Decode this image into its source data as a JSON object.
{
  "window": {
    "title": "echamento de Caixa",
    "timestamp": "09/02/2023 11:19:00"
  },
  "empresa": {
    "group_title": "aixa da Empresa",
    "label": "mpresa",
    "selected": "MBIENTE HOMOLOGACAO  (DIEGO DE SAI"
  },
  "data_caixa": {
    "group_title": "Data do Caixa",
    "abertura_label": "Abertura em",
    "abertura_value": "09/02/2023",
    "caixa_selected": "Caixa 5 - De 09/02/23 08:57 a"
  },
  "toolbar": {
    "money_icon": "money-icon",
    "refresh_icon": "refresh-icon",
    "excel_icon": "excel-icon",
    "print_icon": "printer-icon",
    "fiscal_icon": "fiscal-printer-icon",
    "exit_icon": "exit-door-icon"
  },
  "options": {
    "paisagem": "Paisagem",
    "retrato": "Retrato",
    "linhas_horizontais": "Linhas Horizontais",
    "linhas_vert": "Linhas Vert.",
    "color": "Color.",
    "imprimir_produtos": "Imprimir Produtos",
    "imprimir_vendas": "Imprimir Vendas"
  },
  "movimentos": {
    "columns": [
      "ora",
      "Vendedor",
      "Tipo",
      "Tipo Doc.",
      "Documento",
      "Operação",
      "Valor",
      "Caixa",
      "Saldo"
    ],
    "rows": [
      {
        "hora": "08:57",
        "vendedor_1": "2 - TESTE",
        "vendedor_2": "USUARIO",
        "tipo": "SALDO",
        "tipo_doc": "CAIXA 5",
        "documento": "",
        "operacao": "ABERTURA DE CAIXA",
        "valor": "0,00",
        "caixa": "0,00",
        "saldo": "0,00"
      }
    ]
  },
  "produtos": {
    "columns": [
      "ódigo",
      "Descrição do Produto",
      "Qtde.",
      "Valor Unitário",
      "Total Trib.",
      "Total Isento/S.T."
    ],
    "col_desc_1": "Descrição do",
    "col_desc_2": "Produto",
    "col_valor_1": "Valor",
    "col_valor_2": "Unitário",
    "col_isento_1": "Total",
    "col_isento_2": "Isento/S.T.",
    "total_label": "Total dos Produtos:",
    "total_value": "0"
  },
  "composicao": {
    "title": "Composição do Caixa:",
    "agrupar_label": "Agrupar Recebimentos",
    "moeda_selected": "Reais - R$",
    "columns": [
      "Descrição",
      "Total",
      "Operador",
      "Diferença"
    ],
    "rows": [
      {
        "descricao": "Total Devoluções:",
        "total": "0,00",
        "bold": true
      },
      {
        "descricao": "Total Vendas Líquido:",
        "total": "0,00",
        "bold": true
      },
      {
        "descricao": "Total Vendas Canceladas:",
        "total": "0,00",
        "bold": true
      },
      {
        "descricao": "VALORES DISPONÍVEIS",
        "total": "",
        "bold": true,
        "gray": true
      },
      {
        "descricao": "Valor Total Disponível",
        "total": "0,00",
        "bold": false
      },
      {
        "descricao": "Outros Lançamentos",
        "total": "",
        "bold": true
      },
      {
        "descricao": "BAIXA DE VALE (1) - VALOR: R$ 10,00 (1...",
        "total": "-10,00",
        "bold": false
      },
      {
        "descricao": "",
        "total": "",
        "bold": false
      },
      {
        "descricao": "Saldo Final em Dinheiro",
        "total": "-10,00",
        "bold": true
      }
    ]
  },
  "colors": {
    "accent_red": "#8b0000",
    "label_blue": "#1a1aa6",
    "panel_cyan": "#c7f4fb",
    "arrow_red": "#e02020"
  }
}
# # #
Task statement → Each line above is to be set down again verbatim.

Answer to the exercise →
Decode this image into its source data as a JSON object.
{
  "window": {
    "title": "echamento de Caixa",
    "timestamp": "09/02/2023 11:19:00"
  },
  "empresa": {
    "group_title": "aixa da Empresa",
    "label": "mpresa",
    "selected": "MBIENTE HOMOLOGACAO  (DIEGO DE SAI"
  },
  "data_caixa": {
    "group_title": "Data do Caixa",
    "abertura_label": "Abertura em",
    "abertura_value": "09/02/2023",
    "caixa_selected": "Caixa 5 - De 09/02/23 08:57 a"
  },
  "toolbar": {
    "money_icon": "money-icon",
    "refresh_icon": "refresh-icon",
    "excel_icon": "excel-icon",
    "print_icon": "printer-icon",
    "fiscal_icon": "fiscal-printer-icon",
    "exit_icon": "exit-door-icon"
  },
  "options": {
    "paisagem": "Paisagem",
    "retrato": "Retrato",
    "linhas_horizontais": "Linhas Horizontais",
    "linhas_vert": "Linhas Vert.",
    "color": "Color.",
    "imprimir_produtos": "Imprimir Produtos",
    "imprimir_vendas": "Imprimir Vendas"
  },
  "movimentos": {
    "columns": [
      "ora",
      "Vendedor",
      "Tipo",
      "Tipo Doc.",
      "Documento",
      "Operação",
      "Valor",
      "Caixa",
      "Saldo"
    ],
    "rows": [
      {
        "hora": "08:57",
        "vendedor_1": "2 - TESTE",
        "vendedor_2": "USUARIO",
        "tipo": "SALDO",
        "tipo_doc": "CAIXA 5",
        "documento": "",
        "operacao": "ABERTURA DE CAIXA",
        "valor": "0,00",
        "caixa": "0,00",
        "saldo": "0,00"
      }
    ]
  },
  "produtos": {
    "columns": [
      "ódigo",
      "Descrição do Produto",
      "Qtde.",
      "Valor Unitário",
      "Total Trib.",
      "Total Isento/S.T."
    ],
    "col_desc_1": "Descrição do",
    "col_desc_2": "Produto",
    "col_valor_1": "Valor",
    "col_valor_2": "Unitário",
    "col_isento_1": "Total",
    "col_isento_2": "Isento/S.T.",
    "total_label": "Total dos Produtos:",
    "total_value": "0"
  },
  "composicao": {
    "title": "Composição do Caixa:",
    "agrupar_label": "Agrupar Recebimentos",
    "moeda_selected": "Reais - R$",
    "columns": [
      "Descrição",
      "Total",
      "Operador",
      "Diferença"
    ],
    "rows": [
      {
        "descricao": "Total Devoluções:",
        "total": "0,00",
        "bold": true
      },
      {
        "descricao": "Total Vendas Líquido:",
        "total": "0,00",
        "bold": true
      },
      {
        "descricao": "Total Vendas Canceladas:",
        "total": "0,00",
        "bold": true
      },
      {
        "descricao": "VALORES DISPONÍVEIS",
        "total": "",
        "bold": true,
        "gray": true
      },
      {
        "descricao": "Valor Total Disponível",
        "total": "0,00",
        "bold": false
      },
      {
        "descricao": "Outros Lançamentos",
        "total": "",
        "bold": true
      },
      {
        "descricao": "BAIXA DE VALE (1) - VALOR: R$ 10,00 (1...",
        "total": "-10,00",
        "bold": false
      },
      {
        "descricao": "",
        "total": "",
        "bold": false
      },
      {
        "descricao": "Saldo Final em Dinheiro",
        "total": "-10,00",
        "bold": true
      }
    ]
  },
  "colors": {
    "accent_red": "#8b0000",
    "label_blue": "#1a1aa6",
    "panel_cyan": "#c7f4fb",
    "arrow_red": "#e02020"
  }
}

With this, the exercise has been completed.